SOURCE MATERIAL

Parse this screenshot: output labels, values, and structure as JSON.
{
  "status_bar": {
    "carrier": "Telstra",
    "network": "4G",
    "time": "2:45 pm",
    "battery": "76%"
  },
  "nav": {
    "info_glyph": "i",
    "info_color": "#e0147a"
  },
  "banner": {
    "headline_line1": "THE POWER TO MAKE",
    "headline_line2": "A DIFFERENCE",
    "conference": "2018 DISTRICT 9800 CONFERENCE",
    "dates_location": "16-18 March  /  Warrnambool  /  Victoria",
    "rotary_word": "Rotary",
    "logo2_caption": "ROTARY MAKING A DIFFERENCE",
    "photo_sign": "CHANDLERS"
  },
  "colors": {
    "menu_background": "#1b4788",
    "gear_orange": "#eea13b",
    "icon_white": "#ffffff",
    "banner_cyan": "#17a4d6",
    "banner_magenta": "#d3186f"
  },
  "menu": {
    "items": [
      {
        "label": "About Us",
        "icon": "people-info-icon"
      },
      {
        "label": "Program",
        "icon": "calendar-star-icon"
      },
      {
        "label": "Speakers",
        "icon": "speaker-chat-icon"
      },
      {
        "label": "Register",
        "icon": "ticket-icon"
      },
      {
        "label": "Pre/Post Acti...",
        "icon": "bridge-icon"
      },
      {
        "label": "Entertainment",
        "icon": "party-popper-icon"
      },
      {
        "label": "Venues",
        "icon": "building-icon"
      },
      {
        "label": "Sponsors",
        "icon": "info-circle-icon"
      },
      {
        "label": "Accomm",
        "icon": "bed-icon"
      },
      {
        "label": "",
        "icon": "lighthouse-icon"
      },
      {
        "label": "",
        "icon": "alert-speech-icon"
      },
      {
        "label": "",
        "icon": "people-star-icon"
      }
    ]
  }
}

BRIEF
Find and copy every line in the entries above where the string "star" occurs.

RESPONSE TO THE TASK
        "icon": "calendar-star-icon"
        "icon": "people-star-icon"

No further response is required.